President of MotorSport New Zealand, Wayne Christie says: “Everyone at MotorSport New Zealand and our wider motorsport community are already very proud of Brendon Hartley’s achievements as a driver, having won with FIA World Endurance Championship and the famous Le Mans race with his Porsche team-mates.

“We congratulate Brendon on being selected for this one-off drive and we hope it leads to yet more opportunities for one of our best drivers,” says Christie.

“Brendon’s goal has always been to compete at the pinnacle of the motorsport internationally and F1 is that pinnacle. He has significant experience as a F1 reserve driver, alongside his considerable expertise as a sports car driver. We are very pleased for him that he has made the next step to achieving his F1 goal, and this news again demonstrates that Kiwis really do punch above our weight internationally in motorsport.”

Of the news that he would replace Pierre Gasly at Toro Rosso for the US Grand Prix, Hartley said: “What an amazing feeling! This opportunity came as somewhat of a surprise, but I never did give up on my ambition and childhood dream to reach F1. I have grown and learned so much since the days when I was the Red Bull and Toro Rosso reserve driver, and the tough years I went through made me stronger and even more determined.

“I want to say a huge thanks to Red Bull for making this a reality, and to Porsche for allowing me to do this alongside the World Endurance Championship. The COTA is a track I really enjoy and one I have raced at recently. I’m trying not to put too many expectations on my F1 debut, but I feel ready for it.”

Hartley last tested with the team back in 2009. Eight years later, he will be taking part in his first Formula 1 Grand Prix, at the Circuit of the Americas, alongside Daniil Kvyat.

Kiwi fans saw Hartley race at home as a teenager and key among his achievements in single seaters was, at the age of 15 in 2005, becoming the winner of the first-ever race of the inaugural Toyota Racing Series. That year, he also attended and graduated from New Zealand’s highly-regarded Elite Motorsport Academy which offers an annual one-week intensive training camp and year-long coaching programme to assist up to nine motorsport competitors with their mental and physical fitness, and sponsorship, marketing, nutrition and media skills.

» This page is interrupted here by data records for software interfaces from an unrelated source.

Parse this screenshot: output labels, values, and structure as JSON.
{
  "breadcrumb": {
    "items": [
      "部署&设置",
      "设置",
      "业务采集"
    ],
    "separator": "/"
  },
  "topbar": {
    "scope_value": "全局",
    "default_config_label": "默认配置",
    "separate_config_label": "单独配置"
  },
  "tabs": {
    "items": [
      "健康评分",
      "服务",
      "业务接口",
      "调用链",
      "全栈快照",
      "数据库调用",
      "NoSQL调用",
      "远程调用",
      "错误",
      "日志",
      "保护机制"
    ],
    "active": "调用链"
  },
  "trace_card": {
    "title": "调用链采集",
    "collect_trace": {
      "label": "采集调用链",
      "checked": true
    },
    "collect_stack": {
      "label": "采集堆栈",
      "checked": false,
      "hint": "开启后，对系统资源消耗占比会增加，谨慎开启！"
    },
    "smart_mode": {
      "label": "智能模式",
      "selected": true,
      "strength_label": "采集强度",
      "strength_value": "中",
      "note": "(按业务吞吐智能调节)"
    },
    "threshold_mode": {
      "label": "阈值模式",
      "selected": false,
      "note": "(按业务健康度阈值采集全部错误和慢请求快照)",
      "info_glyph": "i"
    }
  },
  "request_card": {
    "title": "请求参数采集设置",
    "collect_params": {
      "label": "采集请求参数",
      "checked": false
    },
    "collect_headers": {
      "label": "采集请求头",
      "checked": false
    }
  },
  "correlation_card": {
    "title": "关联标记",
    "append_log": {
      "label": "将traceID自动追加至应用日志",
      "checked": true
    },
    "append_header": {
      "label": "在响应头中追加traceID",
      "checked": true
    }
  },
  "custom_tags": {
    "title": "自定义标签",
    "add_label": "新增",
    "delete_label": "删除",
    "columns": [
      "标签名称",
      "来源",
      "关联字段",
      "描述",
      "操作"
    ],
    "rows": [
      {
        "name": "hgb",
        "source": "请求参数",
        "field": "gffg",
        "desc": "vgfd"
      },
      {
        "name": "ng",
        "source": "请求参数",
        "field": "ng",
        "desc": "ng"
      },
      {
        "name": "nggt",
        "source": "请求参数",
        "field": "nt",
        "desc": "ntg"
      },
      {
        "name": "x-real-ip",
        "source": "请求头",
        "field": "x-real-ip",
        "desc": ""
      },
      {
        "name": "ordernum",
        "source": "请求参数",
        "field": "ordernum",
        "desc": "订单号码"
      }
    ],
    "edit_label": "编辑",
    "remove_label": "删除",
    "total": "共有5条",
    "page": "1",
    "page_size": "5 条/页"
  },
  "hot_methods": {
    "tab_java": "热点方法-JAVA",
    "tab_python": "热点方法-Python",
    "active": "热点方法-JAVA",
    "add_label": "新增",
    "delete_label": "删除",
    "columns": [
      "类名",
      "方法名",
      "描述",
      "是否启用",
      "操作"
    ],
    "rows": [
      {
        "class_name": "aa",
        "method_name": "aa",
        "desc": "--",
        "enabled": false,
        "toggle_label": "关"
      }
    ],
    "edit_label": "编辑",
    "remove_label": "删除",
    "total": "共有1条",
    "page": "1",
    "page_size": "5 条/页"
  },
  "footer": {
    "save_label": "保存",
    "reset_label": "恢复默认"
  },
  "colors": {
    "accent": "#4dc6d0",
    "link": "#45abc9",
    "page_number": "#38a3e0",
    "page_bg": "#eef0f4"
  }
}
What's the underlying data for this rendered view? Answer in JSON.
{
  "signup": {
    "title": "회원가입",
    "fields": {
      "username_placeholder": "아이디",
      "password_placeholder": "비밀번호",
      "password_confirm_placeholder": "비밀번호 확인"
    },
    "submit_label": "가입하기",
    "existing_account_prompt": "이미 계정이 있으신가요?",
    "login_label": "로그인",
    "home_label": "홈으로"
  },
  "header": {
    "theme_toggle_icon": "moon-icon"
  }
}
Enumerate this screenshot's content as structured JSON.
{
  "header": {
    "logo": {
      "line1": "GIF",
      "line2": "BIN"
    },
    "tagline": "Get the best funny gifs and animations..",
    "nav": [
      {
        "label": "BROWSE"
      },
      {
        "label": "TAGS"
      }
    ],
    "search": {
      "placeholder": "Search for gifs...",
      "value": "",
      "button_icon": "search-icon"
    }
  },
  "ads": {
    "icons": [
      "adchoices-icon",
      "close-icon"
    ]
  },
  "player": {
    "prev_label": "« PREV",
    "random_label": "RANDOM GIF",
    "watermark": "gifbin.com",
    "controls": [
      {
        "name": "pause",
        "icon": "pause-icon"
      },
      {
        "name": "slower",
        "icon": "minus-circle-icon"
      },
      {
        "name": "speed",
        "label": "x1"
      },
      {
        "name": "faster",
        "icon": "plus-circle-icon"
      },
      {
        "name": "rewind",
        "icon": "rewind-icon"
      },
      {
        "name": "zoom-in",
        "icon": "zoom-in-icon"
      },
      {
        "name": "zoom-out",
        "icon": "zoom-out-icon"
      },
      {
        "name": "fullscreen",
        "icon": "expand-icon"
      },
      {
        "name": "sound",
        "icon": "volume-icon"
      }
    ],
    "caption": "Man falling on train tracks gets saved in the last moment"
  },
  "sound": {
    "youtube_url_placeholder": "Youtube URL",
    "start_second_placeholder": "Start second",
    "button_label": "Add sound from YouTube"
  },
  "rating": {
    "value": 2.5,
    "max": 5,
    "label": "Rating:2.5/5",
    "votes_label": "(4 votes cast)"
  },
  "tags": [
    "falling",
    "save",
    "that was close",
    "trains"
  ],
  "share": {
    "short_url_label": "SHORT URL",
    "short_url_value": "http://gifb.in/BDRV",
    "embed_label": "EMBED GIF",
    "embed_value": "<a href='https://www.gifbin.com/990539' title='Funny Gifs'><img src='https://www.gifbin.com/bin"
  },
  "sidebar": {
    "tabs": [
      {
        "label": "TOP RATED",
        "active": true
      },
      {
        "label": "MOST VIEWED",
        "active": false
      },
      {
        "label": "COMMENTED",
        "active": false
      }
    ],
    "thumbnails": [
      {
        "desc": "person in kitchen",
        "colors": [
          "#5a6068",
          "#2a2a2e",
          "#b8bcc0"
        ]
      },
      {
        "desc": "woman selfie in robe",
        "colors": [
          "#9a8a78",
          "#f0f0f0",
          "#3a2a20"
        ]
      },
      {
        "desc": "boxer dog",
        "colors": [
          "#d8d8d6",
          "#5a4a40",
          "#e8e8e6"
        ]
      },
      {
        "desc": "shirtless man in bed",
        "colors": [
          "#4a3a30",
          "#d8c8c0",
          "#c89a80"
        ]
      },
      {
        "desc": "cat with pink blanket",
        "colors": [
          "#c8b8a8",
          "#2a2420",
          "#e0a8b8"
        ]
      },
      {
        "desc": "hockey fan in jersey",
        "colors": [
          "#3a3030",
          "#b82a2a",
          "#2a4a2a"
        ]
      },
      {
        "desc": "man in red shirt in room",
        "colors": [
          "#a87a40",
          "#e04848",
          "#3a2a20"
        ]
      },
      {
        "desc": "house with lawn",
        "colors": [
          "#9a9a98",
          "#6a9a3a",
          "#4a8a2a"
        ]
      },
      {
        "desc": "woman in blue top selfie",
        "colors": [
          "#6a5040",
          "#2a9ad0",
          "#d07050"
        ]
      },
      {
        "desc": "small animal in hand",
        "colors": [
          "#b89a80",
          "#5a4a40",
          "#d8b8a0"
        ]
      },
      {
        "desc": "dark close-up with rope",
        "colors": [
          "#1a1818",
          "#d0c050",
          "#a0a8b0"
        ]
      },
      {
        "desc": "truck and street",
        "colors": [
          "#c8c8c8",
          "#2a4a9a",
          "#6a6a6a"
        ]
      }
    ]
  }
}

Christie, who chairs the MotorSport NZ Scholarship Trust, says to see a graduate of the Elite Motorsport Academy to be selected for F1 is an absolute highlight for him and the other trustees. “The Elite Academy has contributed to the skills needed by Hartley and many of our other successful international competitors such as Hayden Paddon and Shane van Gisbergen to go forward and achieve great things in world motorsport. The Academy’s success can be demonstrated by the number of graduates who are performing with distinction on the world stage.”

With the support of a number of New Zealanders, Hartley headed for Europe at the age of 16 and, after much hard work, has a number of notable achievements to his credit including being reserve driver for the Red Bull F1 team in 2009 and 2010 and part of the Red Bull Academy. He tested with Mercedes F1 in France in 2012, then switched to sports cars. In 2015 he was crowned WEC Champion alongside Mark Webber and Timo Bernhard and, in June this year, won the Le Man 24 Hour Race with fellow Kiwi Earl Bamber and Timo Bernhard.

This weekend Hartley is racing with Bamber and Porsche LMP1 team-mates at the Japanese round of the FIA World Endurance Championship.

Christie adds: “Up and coming competitors may like to note that applications for the 2018 Elite Motorsport Academy have just opened. Refer to the Academy section of our website, www.motorsport.org.nz for more information.”